Journal: day 317
It rains every day here. Every now and then it slows to a trickle and the sun peeks through broken clouds for a few moments, but mostly it falls in great torrents of rain; constant, pounding, maddening. I listen to it, day and night, as it falls outside. The sound of it hitting the metal roof is a constant. Ting, ting, ting, it goes day after day and night after night. More
Journal: day 1
My name is Jack Timmerson, and this is my journal. I have been assigned to Sarguss II as Technician 1st class. I am responsible for running the pumping station located on the planet, and if anything goes wrong I fix it. I am numero uno, the man in charge. Sounds impressive until you find out that I am also the only person on the station, on the planet in fact, and the pumping station is completely self-repairing. I am the proverbial third wheel, an appendix assigned more from tradition than need.

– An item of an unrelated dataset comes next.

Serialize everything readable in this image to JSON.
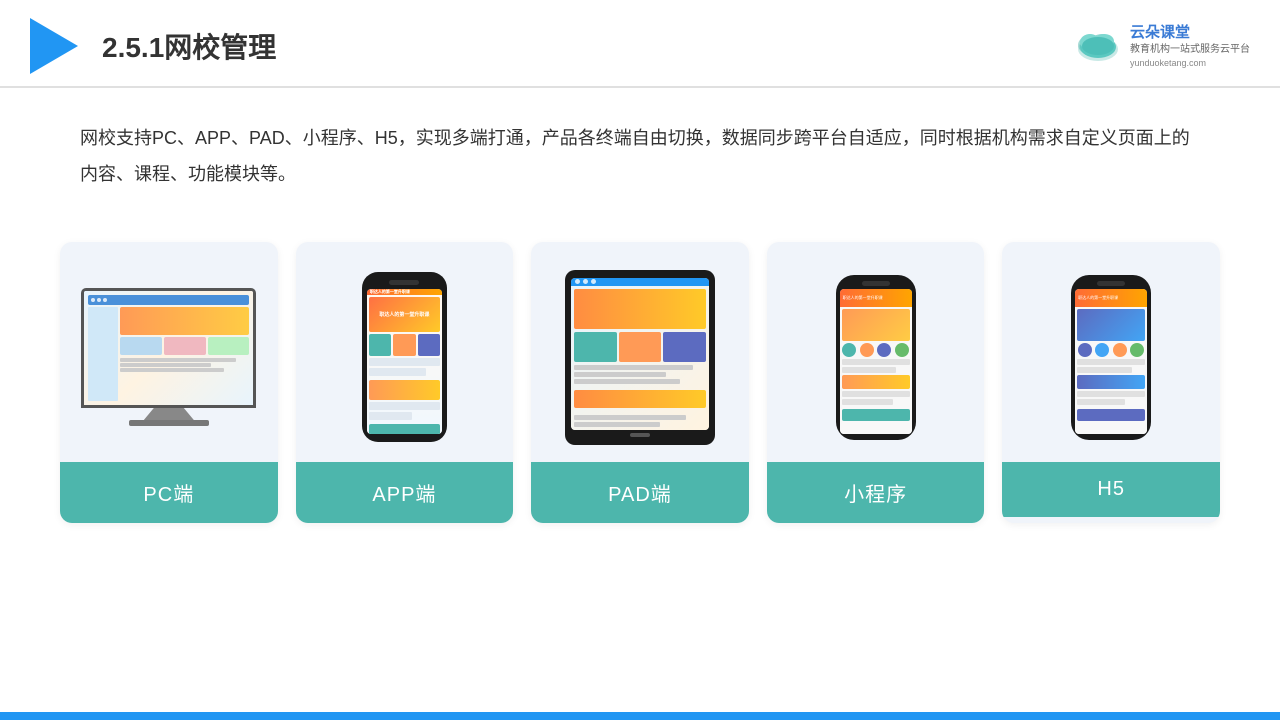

Earth: Two years earlier
The human race had almost ended its sovereignty as the dominant species on earth. Centuries of pollution and wanton ecological madness had seen to that. They had tried to fix it, they really had tried; the atmosphere was actually in pretty good shape. The trouble was the water. That was beyond fixing. They’d stopped the pollution, but not the water consumption; free water was disappearing faster than it could be replaced. More and more water was being diverted from lakes and rivers to agriculture, industry, and humanity’s insatiable need and desire for it. On a world that was 75% covered with water they were dying for the lack of it. Some genius had come up with a way to desalinate the oceans. That was all well and good but the oceans, just like everything else, were a limited resource and part of a closed ecosystem. The planet was dying, terminal, irreversible.
The first water riots had started over a century ago. They were growing worse as the water grew scarcer. Not a day passed without one and the world council had adapted harsher and harsher means of dealing with them. It was now a capital offense to participate in one, and thousands had died in the street from the effects of gas and bullets. It didn’t help, the people were too scared, too hopeless, and the rioting continued.
Then a miracle happened.
Dr. Henry Fredricson, NAS Spokesman – speaking at the opening of the Space Elevator
“Certainly, nanoscience and technology isn't a secret. It's about the ability to see and to control individual atoms and molecules. Everything on Earth is made up of atoms—the food we eat, the clothes we wear, the buildings and houses we live in – our own bodies, but something as small as an atom is impossible to see with the naked eye. In fact, it’s impossible to see with most microscopes. It is only within the last century that the microscopes needed to see things at the nanoscale were invented. Making materials at the nanoscale level takes advantage of their enhanced properties; such as higher strength, lighter weight, increased control of light spectrum, and greater chemical reactivity than their larger-scale siblings. The Space Elevator was made possible by using nano-engineered carbon tubules for its creation. One end is anchored to a large station in the ocean, and the other end to an asteroid already in orbit. The cable running between these two points needed to be made of the strongest, yet lightest, material possible and nanocarbon fits the bill perfectly. With this elevator mankind will be able to receive water from Sarguss II.”
Journal: day 105
It’s raining again. That isn’t unusual, of course, it rains here all the time. Every day. Incessantly. Constantly. Maddeningly. It rains.